10 Toowoomba Inland Stable rock or non rock foundations Hybrid wet/dry process. Modest grid adjustments, Assumes minimum plant size 4 x 225MW SMR’s = 900 MW
11 Woolaga Inland Stable rock or non rock foundations Hybrid wet/dry process.

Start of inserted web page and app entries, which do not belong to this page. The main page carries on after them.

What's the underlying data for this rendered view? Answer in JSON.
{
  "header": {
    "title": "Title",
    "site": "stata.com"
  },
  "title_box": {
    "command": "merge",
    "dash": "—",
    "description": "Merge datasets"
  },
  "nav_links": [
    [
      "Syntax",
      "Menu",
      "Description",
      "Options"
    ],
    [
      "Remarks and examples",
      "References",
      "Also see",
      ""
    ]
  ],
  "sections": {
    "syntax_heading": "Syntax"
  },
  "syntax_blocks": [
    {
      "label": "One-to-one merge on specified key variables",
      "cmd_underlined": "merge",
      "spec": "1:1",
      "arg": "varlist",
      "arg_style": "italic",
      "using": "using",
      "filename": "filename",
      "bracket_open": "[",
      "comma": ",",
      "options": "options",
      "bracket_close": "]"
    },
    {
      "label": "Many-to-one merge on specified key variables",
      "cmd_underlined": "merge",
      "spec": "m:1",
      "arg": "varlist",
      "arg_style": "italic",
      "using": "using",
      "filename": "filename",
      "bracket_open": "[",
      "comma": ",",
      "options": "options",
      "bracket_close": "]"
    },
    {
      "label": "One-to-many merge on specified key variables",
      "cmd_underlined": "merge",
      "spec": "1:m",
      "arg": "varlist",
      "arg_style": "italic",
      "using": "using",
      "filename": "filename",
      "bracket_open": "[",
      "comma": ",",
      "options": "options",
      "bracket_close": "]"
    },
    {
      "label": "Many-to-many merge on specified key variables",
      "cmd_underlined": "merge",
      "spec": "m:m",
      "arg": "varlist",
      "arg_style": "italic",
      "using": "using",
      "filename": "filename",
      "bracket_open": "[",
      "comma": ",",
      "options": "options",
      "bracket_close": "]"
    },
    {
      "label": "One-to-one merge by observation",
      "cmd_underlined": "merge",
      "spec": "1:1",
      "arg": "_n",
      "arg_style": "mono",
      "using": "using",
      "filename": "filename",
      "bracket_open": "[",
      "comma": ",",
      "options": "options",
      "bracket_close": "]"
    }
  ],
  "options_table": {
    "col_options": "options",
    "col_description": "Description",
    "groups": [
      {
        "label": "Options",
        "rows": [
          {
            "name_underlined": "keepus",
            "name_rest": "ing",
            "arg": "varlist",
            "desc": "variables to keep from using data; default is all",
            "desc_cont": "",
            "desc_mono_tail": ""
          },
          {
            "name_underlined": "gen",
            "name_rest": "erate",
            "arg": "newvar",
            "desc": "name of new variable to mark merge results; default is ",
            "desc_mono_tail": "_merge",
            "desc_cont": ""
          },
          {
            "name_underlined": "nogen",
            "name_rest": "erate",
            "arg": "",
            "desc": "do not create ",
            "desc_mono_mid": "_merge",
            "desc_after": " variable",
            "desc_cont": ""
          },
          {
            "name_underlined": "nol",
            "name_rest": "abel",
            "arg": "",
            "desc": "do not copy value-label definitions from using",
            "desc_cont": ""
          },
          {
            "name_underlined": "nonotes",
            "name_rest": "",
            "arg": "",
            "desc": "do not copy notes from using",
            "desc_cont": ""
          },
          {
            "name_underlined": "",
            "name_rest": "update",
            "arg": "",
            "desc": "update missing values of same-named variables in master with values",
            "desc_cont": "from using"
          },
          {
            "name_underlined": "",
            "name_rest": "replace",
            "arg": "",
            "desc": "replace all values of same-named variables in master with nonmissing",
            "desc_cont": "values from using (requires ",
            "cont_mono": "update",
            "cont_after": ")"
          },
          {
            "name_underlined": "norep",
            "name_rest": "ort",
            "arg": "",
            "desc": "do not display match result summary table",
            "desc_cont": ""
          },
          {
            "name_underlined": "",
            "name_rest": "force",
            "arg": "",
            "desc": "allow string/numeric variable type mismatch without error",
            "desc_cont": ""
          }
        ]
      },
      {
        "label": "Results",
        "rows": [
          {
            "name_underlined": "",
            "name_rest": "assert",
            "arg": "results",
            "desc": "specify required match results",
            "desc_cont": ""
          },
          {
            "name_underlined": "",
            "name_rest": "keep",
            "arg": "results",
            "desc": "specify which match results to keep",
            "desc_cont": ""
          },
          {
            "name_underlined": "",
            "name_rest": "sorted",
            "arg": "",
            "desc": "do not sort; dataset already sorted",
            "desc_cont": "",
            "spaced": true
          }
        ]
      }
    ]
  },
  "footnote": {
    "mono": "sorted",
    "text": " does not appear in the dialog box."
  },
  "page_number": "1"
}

Grid Upgrade, Assumes minimum plant size 4 x 225MW SMR’s = 900 MW

 

[i] AEMO

[ii] Australian Energy Projections to 2049-50 Nov 2014 Bree.gov.au

[iii] AEMO National Electricity Forecasting report for the NEM published June 2016

Transmission Grids – World Nuclear Association

Cooling Queensland Nuclear Plants

In Queensland coal fired plants were constructed adjacent to available coal mines and other infrastructure.
New nuclear plants will where possible take advantage of the resource used for cooling at these plants.

At Townsville and Gladstone sea water cooling will be used
In an effort to reduce the environmental impact upon inland water resources, modern nuclear power plants are being designed to use a hybrid system of air and water cooling. During periods of low water availability the degree of air cooling can be increased though at a modest reduction in power output.

The tabulation shows the anticipated type of cooling at each plant

Australia’s long coastlines provide many options for locating nuclear power plants

To overcome issues surrounding temperature rises in inland locations cooling towers or mechanically driven systems known as  hybrid and recirculating systems can be used. These are now the only option used in the United States under their EPA guidelines.

While recirculating systems don’t add heat to the river or lake, they do consume water through evaporation. In Australia the availability of sizeable inland rivers are limited though a number of large reservoirs such as Wivenhoe Dam provide a substantial resource for fresh water cooling.

An excellent and detailed outline of the cooling options is available at: Cooling Power Plants | Power Plant Water Use for Cooling – World Nuclear Association